Having her differences with both Republicans — and even Democrats — over the years isn’t anything new, Clinton said.

“I never doubted their fitness to serve,” she told the crowd. “Donald Trump is different; that’s as serious as it gets. I’m running against a man who says he doesn’t understand why we can’t use the nuclear codes,” she said. 

A topic that shouldn’t — and can’t — be avoided on the morning of Nov. 9, Clinton said, is national security.

She outlined three questions that should be asked of the nation’s next leader before they take office.

“Can you be trusted to command our nuclear arsenal, and make literally life and death decisions about war and peace; How do you handle a crisis; And do you know the difference between our allies and our adversaries?” she asked the crowd. 

The prospect of nuclear war doesn’t appear to faze Trump, Clinton said.

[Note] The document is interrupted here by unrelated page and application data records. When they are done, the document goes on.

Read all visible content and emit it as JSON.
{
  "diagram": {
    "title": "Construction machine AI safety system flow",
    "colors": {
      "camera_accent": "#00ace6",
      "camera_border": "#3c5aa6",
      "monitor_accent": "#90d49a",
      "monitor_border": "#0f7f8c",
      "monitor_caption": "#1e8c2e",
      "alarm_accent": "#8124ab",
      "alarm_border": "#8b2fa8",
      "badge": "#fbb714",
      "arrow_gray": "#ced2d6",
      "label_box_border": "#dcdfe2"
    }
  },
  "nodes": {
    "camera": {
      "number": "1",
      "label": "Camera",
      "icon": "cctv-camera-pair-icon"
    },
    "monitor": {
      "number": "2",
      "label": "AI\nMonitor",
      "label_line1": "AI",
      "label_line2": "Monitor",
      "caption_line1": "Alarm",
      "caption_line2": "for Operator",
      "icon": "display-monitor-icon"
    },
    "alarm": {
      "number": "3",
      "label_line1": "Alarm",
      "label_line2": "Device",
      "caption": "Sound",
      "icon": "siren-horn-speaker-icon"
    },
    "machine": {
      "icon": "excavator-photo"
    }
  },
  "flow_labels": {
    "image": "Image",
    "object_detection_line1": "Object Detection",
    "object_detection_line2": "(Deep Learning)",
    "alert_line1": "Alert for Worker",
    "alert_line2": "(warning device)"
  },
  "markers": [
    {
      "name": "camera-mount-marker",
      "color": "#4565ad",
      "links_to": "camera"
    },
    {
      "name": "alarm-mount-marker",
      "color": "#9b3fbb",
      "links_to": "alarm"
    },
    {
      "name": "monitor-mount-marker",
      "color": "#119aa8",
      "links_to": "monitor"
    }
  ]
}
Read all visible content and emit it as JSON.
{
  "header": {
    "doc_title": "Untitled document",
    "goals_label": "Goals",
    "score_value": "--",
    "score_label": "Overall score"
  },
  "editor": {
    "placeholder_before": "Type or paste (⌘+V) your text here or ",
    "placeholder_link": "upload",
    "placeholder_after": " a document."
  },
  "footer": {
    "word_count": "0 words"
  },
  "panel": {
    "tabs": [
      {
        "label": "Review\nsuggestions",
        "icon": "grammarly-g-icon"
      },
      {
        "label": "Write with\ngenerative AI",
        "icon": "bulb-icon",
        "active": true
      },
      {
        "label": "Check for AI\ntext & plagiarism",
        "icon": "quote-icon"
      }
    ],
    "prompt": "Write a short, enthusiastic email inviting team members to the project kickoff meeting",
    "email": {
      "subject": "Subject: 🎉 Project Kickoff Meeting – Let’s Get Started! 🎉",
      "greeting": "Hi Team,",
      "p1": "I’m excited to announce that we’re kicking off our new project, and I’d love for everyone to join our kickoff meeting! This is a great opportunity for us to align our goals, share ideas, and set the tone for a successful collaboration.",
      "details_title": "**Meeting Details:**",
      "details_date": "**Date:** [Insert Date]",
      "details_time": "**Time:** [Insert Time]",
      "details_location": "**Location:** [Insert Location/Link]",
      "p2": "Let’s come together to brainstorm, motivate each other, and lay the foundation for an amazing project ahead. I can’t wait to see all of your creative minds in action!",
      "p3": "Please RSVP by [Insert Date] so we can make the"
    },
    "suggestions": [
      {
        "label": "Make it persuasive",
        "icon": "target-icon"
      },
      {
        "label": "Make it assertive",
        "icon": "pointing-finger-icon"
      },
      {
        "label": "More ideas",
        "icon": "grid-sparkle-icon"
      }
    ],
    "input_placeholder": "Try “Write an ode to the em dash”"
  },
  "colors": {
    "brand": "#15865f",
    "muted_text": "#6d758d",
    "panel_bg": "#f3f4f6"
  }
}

A fact, she noted, that could pose a threat to the safety of the citizens in the U.S. and around the world.

“As I’ve said many times, a man you can bait with a tweet is not a man we can trust with nuclear weapons,” Clinton said.

She pointed out Trump’s behavior at campaign rallies — where he “loses his cool at the slightest provocation,” she said — as an indication of how he would behave in a national crisis.

Knowing who is and isn’t a friend to the U.S. should be an easy question to answer, Clinton said. “If you got it on an exam, I think you’d be able to answer it. But apparently it’s hard for … Trump.”

She referenced Trump’s meeting  last month with the president of Mexico, where his insistence on his plan for the country to pay for the border wall he intends to build was met with refusal, and is past criticisms of German Chancellor Angela Merkel — whom he compared Clinton to — and her country’s refugee policy.

The relationship between Russian President Vladimir Putin — a former KGB intelligence officer during the reign of the Soviet Union — is a cause for concern, Clinton said.

“As former Secretary Madeleine Albright put it, and I quote her, ‘We have never seen a mind meld of the kind between the Russian leadership and a candidate for the presidency of the United States,’” she said. 

This kind of relationship — and possibility of unwanted influence from a foreign adversary — is unprecedented in the country’s history, Clinton said.

”That should scare everyone: Democrat, Republican and independent,” Clinton said. 

The outcome of this election, she said, is in the hands of the voters.

“When your kids and grandkids ask you what you did in 2016, when everything was on the line, I hope you will be able to say: I voted for a better, stronger, fairer America,” she told the millennial-dominated audience.

Jessie Reese, a fifth-year senior visual communication design major at Kent State, and 2016 graduate Abby Sistek, joined the swarm of attendees making for the exit following Clinton’s speech.

Both women are registered independents. Despite not claiming one of the major party sides as their own, they said they’re voting for Clinton next Tuesday.

“This is actually my first time voting; I just registered last week,” Sistek said. “I’ve never really been into politics … but with this election, I’m just more aware of it, have followed it, and realized, I need to vote for it.”

Alex Delaney-Gesing is senior reporter, contact her at [email protected].